# THE PROBLEM:
Without the images, write out the entries word for word.

━━━ DATA FOR ANALYSIS ━━━

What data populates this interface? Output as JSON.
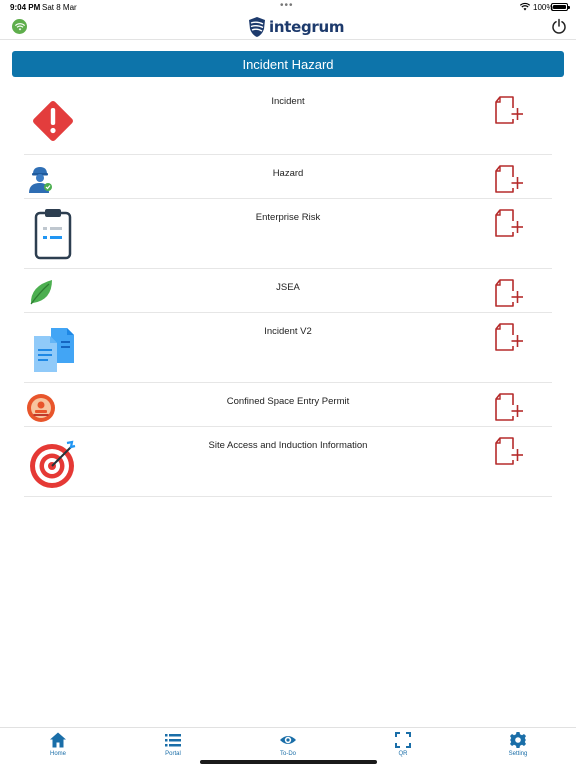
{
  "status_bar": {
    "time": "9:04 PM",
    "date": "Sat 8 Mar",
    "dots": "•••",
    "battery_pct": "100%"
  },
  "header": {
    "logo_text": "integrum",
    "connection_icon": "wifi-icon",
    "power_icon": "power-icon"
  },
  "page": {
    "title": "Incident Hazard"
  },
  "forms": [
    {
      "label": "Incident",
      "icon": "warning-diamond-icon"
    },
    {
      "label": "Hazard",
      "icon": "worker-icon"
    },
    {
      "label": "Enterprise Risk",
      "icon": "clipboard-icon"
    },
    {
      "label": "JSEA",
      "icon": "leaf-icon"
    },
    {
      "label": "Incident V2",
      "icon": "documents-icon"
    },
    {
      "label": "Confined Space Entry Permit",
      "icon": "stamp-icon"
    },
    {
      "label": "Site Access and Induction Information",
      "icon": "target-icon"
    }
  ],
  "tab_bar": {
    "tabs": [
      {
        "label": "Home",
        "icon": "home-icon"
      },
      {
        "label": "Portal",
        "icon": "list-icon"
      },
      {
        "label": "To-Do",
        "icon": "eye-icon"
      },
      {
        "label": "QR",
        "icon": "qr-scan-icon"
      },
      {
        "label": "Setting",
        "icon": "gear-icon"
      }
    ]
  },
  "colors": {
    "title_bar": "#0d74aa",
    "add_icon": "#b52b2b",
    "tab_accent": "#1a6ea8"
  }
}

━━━

# PROBLEM SOLUTION:
What data populates this interface? Output as JSON.
{
  "status_bar": {
    "time": "9:04 PM",
    "date": "Sat 8 Mar",
    "dots": "•••",
    "battery_pct": "100%"
  },
  "header": {
    "logo_text": "integrum",
    "connection_icon": "wifi-icon",
    "power_icon": "power-icon"
  },
  "page": {
    "title": "Incident Hazard"
  },
  "forms": [
    {
      "label": "Incident",
      "icon": "warning-diamond-icon"
    },
    {
      "label": "Hazard",
      "icon": "worker-icon"
    },
    {
      "label": "Enterprise Risk",
      "icon": "clipboard-icon"
    },
    {
      "label": "JSEA",
      "icon": "leaf-icon"
    },
    {
      "label": "Incident V2",
      "icon": "documents-icon"
    },
    {
      "label": "Confined Space Entry Permit",
      "icon": "stamp-icon"
    },
    {
      "label": "Site Access and Induction Information",
      "icon": "target-icon"
    }
  ],
  "tab_bar": {
    "tabs": [
      {
        "label": "Home",
        "icon": "home-icon"
      },
      {
        "label": "Portal",
        "icon": "list-icon"
      },
      {
        "label": "To-Do",
        "icon": "eye-icon"
      },
      {
        "label": "QR",
        "icon": "qr-scan-icon"
      },
      {
        "label": "Setting",
        "icon": "gear-icon"
      }
    ]
  },
  "colors": {
    "title_bar": "#0d74aa",
    "add_icon": "#b52b2b",
    "tab_accent": "#1a6ea8"
  }
}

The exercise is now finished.